18 sep 2022
zo 18 sep 2022
‘It is not an ordinary performance. There is no beginning or end; you can step into it at any time’, says Pieter T’Jonck in his review in Pzazz. Yes, definitely it is not an ordinary one at all because choreographer Marco Torrice came to Het TheaterFestival to make you dance with Melting Pot. Feel free to join!
Rojda Gülüzar Karakuş
When Marco tells me where his passion for dance comes from, he goes back in time and recalls his childhood in his neighbourhood in Rome. He says: ‘I grew up in a poor neighbourhood and there, to be honest, people were criminalised.’ He thinks for a while, laughs, and articulates: ‘By dancing, I am still the awkward one, but at least the cool awkward one.’
That immediately reminds me of the story of Billy Elliot, a British coming-of-age stage musical based on the film of the same name. Billy grows up in a poor neighbourhood and begins taking ballet lessons during the miners’ strike. It seems to me that, like Billy, Marco uses dance to take his own space. He confirms this and adds: ‘Dance was also a way of avoiding the place where I was born.’ That’s how it all started.

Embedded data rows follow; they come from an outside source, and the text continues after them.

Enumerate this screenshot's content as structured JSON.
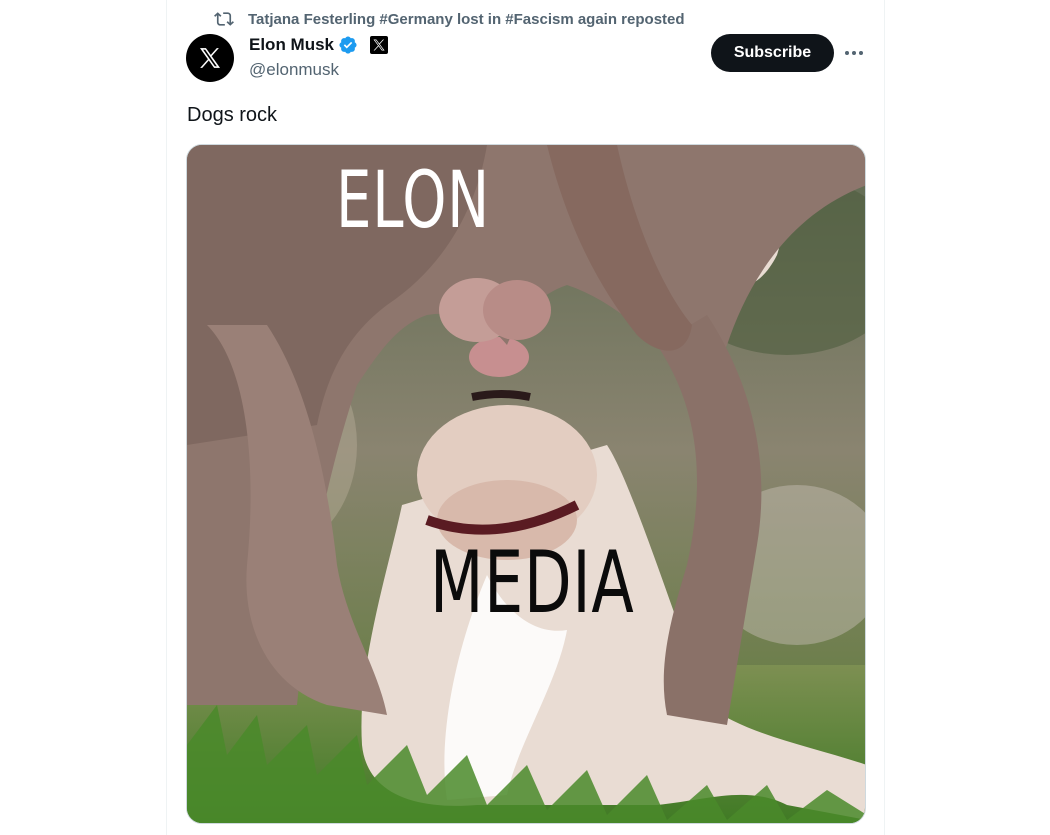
{
  "repost": {
    "text": "Tatjana Festerling #Germany lost in #Fascism again reposted"
  },
  "author": {
    "name": "Elon Musk",
    "handle": "@elonmusk"
  },
  "actions": {
    "subscribe_label": "Subscribe"
  },
  "tweet": {
    "text": "Dogs rock"
  },
  "media": {
    "caption_top": "ELON",
    "caption_bottom": "MEDIA"
  },
  "icons": {
    "repost": "repost-icon",
    "avatar": "x-logo-icon",
    "verified": "verified-badge-icon",
    "affiliation": "x-affiliation-icon",
    "more": "more-dots-icon"
  },
  "colors": {
    "text_primary": "#0f1419",
    "text_secondary": "#536471",
    "verified_blue": "#1d9bf0",
    "subscribe_bg": "#0f1419"
  }
}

As our conversation continues, we jump in time again and go to the recent past, Marco’s university years. He tells me that he started taking dance lessons while studying philosophy at La Sapienza University. Yes, philosophy! Don’t be surprised. Since I always believe that there is a mysterious connection between philosophy and performing arts, I’m not surprised by what I hear. That is why I ask him curiously: ‘Do you think your academic background contributed to your dancing?’ He doesn’t answer right away, he first considers whether such a relationship exists. ‘It seems to me that there is no direct relationship between the two’, he says. ‘I can’t say that my philosophical education influenced my dancing. On the contrary, I started as a dancer and I believe that my practice in movement have contributed to my philosophical education.’
Nevertheless, he considers what philosophy brings to his dance and adds: ‘This philosophical background helps me to elaborate on my work.’ I want to hear more about his dance and I change the topic impatiently. For him, dance ‘becomes a sort of cathartic place by getting in touch with what you see. In that catharsis, you liberate yourself by moving.’
‘Melting Pot is an ever-evolving dance practice born with the idea to facilitate dialogue and exchange between different styles’, he continues excitedly. ‘It is not born to be watched but to make people dance.’ In addition, he explains the purpose of Melting Pot: ‘It creates a place where the participants can liberate different sorts of feelings and emotions.’ Not only that, Melting Pot makes dance accessible to everyone. He gives an example of this simplification: ‘A long time ago, there was a participant in one of my Melting Pot workshops who was a painter. His movements, when he was painting with the brush in his mouth, were also dance for me. This is exactly what I do in my workshops: to make everyone dance, to find your dance movements together.’
‘At the very beginning of my practice, Melting Pot had a physical connotation because dancers were sweating, and melting in each other’s bodies. Over time, the performance gained a lot of layers. Now, it means that the different elements, like cultures, genders, and dance styles, are “melting together” on a shared stage with six dancers’, he says. I should point out that the cast of participants consists of a mixed group of professional, non-professional, academic, autodidactic actors, and dancers. Marco adds: ‘What is important in the Melting Pot – a place where amateurs and professionals come together – is the value that these two sides add to each other.’
Melting Pot brings together six dancers from different cultural backgrounds and of different styles. Through their movements, participants tell a story where they express, share, and create a space for their emotions. Literally, they are all together melting in a pot.